(water)+(carbon dioxide)-->(glucose[or sugar])+(oxygen)
C₆H₁₂0₆ We're Goin Down (anyone get that reference?)
What is needed for photosynthesis are sunlight, carbon dioxide, and water. What is produced by photosynthesis is oxygen.
Photosynthesis takes place in the chloroplast of a plant cell.
Radiant energy is transformed into chemical energy.
Tropism is turning or bending movement of an organism toward or away from an external stimulus, such as light, heat, or gravity.
An example of a tropism is lichen growing on a tree (thigmotropism). Another example is the arctic poppy's cup shaped flowers that face towards the sun (heliotropism).
These tropisms help the plants in the arctic survive by changing their growth in response to the stimulus, which could affect whether they survive or not.
The Role of Decomposers
Decomposers are vital to ecosystems because they are needed to break down waste and give nutrients to producers, which makes plants grow, which the consumers eat. If there were no decomposers, waste wouldn't be broken down, and nutrients wouldn't get to the producers, which would eventually kill off the producers, which means the consumers wouldn't have food and they would die off and we'd all die. :)

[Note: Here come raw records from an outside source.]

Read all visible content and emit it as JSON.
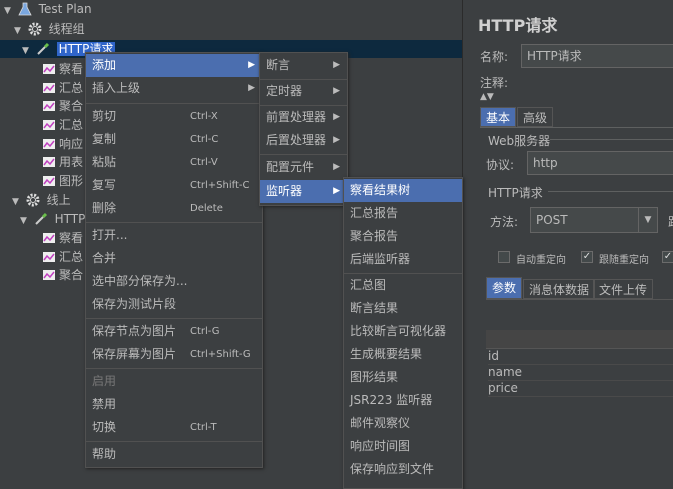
{
  "tree": {
    "items": [
      {
        "label": "Test Plan",
        "icon": "flask-icon"
      },
      {
        "label": "线程组",
        "icon": "gear-icon"
      },
      {
        "label": "HTTP请求",
        "icon": "pipette-icon"
      },
      {
        "label": "察看",
        "icon": "graph-icon"
      },
      {
        "label": "汇总",
        "icon": "graph-icon"
      },
      {
        "label": "聚合",
        "icon": "graph-icon"
      },
      {
        "label": "汇总",
        "icon": "graph-icon"
      },
      {
        "label": "响应",
        "icon": "graph-icon"
      },
      {
        "label": "用表",
        "icon": "graph-icon"
      },
      {
        "label": "图形",
        "icon": "graph-icon"
      },
      {
        "label": "线上",
        "icon": "gear-icon"
      },
      {
        "label": "HTTP",
        "icon": "pipette-icon"
      },
      {
        "label": "察看",
        "icon": "graph-icon"
      },
      {
        "label": "汇总",
        "icon": "graph-icon"
      },
      {
        "label": "聚合",
        "icon": "graph-icon"
      }
    ]
  },
  "context_menu": {
    "items": [
      {
        "label": "添加",
        "shortcut": "",
        "submenu": true
      },
      {
        "label": "插入上级",
        "shortcut": "",
        "submenu": true
      },
      {
        "label": "剪切",
        "shortcut": "Ctrl-X"
      },
      {
        "label": "复制",
        "shortcut": "Ctrl-C"
      },
      {
        "label": "粘贴",
        "shortcut": "Ctrl-V"
      },
      {
        "label": "复写",
        "shortcut": "Ctrl+Shift-C"
      },
      {
        "label": "删除",
        "shortcut": "Delete"
      },
      {
        "label": "打开...",
        "shortcut": ""
      },
      {
        "label": "合并",
        "shortcut": ""
      },
      {
        "label": "选中部分保存为...",
        "shortcut": ""
      },
      {
        "label": "保存为测试片段",
        "shortcut": ""
      },
      {
        "label": "保存节点为图片",
        "shortcut": "Ctrl-G"
      },
      {
        "label": "保存屏幕为图片",
        "shortcut": "Ctrl+Shift-G"
      },
      {
        "label": "启用",
        "shortcut": ""
      },
      {
        "label": "禁用",
        "shortcut": ""
      },
      {
        "label": "切换",
        "shortcut": "Ctrl-T"
      },
      {
        "label": "帮助",
        "shortcut": ""
      }
    ]
  },
  "add_submenu": {
    "items": [
      "断言",
      "定时器",
      "前置处理器",
      "后置处理器",
      "配置元件",
      "监听器"
    ]
  },
  "listener_submenu": {
    "items": [
      "察看结果树",
      "汇总报告",
      "聚合报告",
      "后端监听器",
      "汇总图",
      "断言结果",
      "比较断言可视化器",
      "生成概要结果",
      "图形结果",
      "JSR223 监听器",
      "邮件观察仪",
      "响应时间图",
      "保存响应到文件"
    ]
  },
  "panel": {
    "title": "HTTP请求",
    "name_label": "名称:",
    "name_value": "HTTP请求",
    "comment_label": "注释:",
    "tabs": [
      "基本",
      "高级"
    ],
    "web_server_label": "Web服务器",
    "protocol_label": "协议:",
    "protocol_value": "http",
    "http_request_label": "HTTP请求",
    "method_label": "方法:",
    "method_value": "POST",
    "path_label_fragment": "路",
    "checkboxes": [
      {
        "label": "自动重定向",
        "checked": false
      },
      {
        "label": "跟随重定向",
        "checked": true
      },
      {
        "label": "",
        "checked": true
      }
    ],
    "param_tabs": [
      "参数",
      "消息体数据",
      "文件上传"
    ],
    "params": [
      "id",
      "name",
      "price"
    ]
  },
  "colors": {
    "selection": "#4b6eaf",
    "background": "#3c3f41",
    "tree_selection": "#2f65ca"
  }
}
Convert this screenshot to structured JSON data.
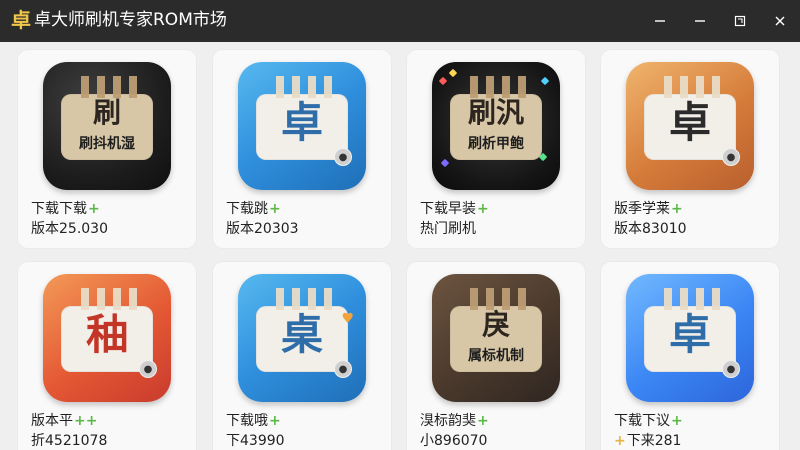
{
  "window": {
    "title": "卓大师刷机专家ROM市场",
    "app_icon_glyph": "卓",
    "controls": {
      "minimize": "minimize-icon",
      "maximize": "maximize-icon",
      "restore": "restore-icon",
      "close": "close-icon"
    }
  },
  "colors": {
    "accent": "#5db84a",
    "secondary_accent": "#e7b23f",
    "window_bar": "#2b2b2b",
    "surface": "#f9f9f9"
  },
  "cards": [
    {
      "theme": "dark",
      "glyph": "刷",
      "subglyph": "刷抖机湿",
      "line1": "下载下载+",
      "line2": "版本25.030",
      "icon_name": "app-icon-flash-dark"
    },
    {
      "theme": "blue",
      "glyph": "卓",
      "subglyph": "",
      "line1": "下载跳+",
      "line2": "版本20303",
      "icon_name": "app-icon-zhuo-blue"
    },
    {
      "theme": "multi",
      "glyph": "刷汎",
      "subglyph": "刷析甲鲍",
      "line1": "下载早装+",
      "line2": "热门刷机",
      "icon_name": "app-icon-flash-black"
    },
    {
      "theme": "orange",
      "glyph": "卓",
      "subglyph": "",
      "line1": "版季学莱+",
      "line2": "版本83010",
      "icon_name": "app-icon-zhuo-orange"
    },
    {
      "theme": "red",
      "glyph": "秞",
      "subglyph": "",
      "line1": "版本平++",
      "line2": "折4521078",
      "icon_name": "app-icon-red"
    },
    {
      "theme": "blue",
      "glyph": "桌",
      "subglyph": "",
      "line1": "下载哦+",
      "line2": "下43990",
      "icon_name": "app-icon-zhuo-blue-heart"
    },
    {
      "theme": "brown",
      "glyph": "戾",
      "subglyph": "属标机制",
      "line1": "湨标韵猆+",
      "line2": "小896070",
      "icon_name": "app-icon-brown"
    },
    {
      "theme": "sky",
      "glyph": "卓",
      "subglyph": "",
      "line1": "下载下议+",
      "line2": "下来281",
      "icon_name": "app-icon-zhuo-sky"
    }
  ]
}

Some types of decomposers in the arctic are arctic mushrooms or slime molds.
The importance of having adaptations is that it helps fit an organism to a specific location when or if a change happens to their environment. How it helps organisms survive is that adaptations increase its chance of survival. The different types of adaptations are structural and behavioral.
Adaptations that plants and animals need in the arctic are migration, hibernation, dormancy of plants, camouflage, shallow root systems, ability to grow under snow, growing close together and low to the ground, layers of fur (or thicker fur), claws, fast speed, patience, and etc....

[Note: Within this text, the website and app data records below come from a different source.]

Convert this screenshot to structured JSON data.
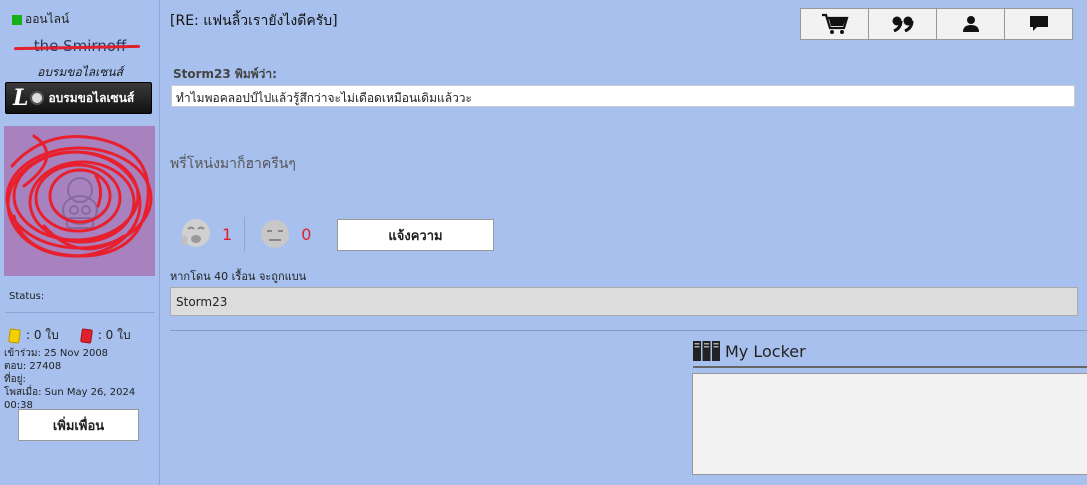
{
  "sidebar": {
    "online_label": "ออนไลน์",
    "username": "the Smirnoff",
    "rank_title": "อบรมขอไลเซนส์",
    "rank_badge": {
      "logo": "L",
      "label": "อบรมขอไลเซนส์"
    },
    "status_label": "Status:",
    "cards": {
      "yellow": ": 0 ใบ",
      "red": ": 0 ใบ"
    },
    "stats": {
      "joined": "เข้าร่วม: 25 Nov 2008",
      "replies": "ตอบ: 27408",
      "location": "ที่อยู่:",
      "posted": "โพสเมื่อ: Sun May 26, 2024 00:38"
    },
    "add_friend_label": "เพิ่มเพื่อน"
  },
  "post": {
    "title": "[RE: แฟนลิ้วเรายังไงดีครับ]",
    "toolbar": [
      "cart-icon",
      "quote-icon",
      "user-icon",
      "message-icon"
    ],
    "quote_author": "Storm23 พิมพ์ว่า:",
    "quote_text": "ทำไมพอคลอปป์ไปแล้วรู้สึกว่าจะไม่เดือดเหมือนเดิมแล้ววะ",
    "message": "พรี่โหน่งมาก็ฮาครีนๆ",
    "reactions": {
      "like_count": "1",
      "dislike_count": "0"
    },
    "report_label": "แจ้งความ",
    "ban_note": "หากโดน 40 เรื้อน จะถูกแบน",
    "signature": "Storm23"
  },
  "locker": {
    "title": "My Locker"
  },
  "colors": {
    "background": "#a8c0ee",
    "online": "#18b018",
    "count": "#e0202a"
  }
}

If you place an organism from the arctic to another environment, such as the desert for example, the organisms from the arctic would overheat from too much heat in the desert and perish. Since the arctic animals have thick fur, there's no way they'd survive in the desert because of overheating.
Natural selection is the process by which certain inheritable traits become more common in a population over successive generations. Natural selection is important for organisms in an ecosystem, because those that make it more likely for an organism to survive and successfully reproduce better offspring.
Musk oxen are an example of natural selection. The environment was so cold that the musk oxen got thick overcoats of long straight hair that is all around their body, and an undercoat of thick brown fleece. Before their population was low, but when they got that natural selection, their population rose. The environment changed by getting colder, and that caused the musk oxen to get to natural selection, which made their coats thicker and warmer in general, which rose their population.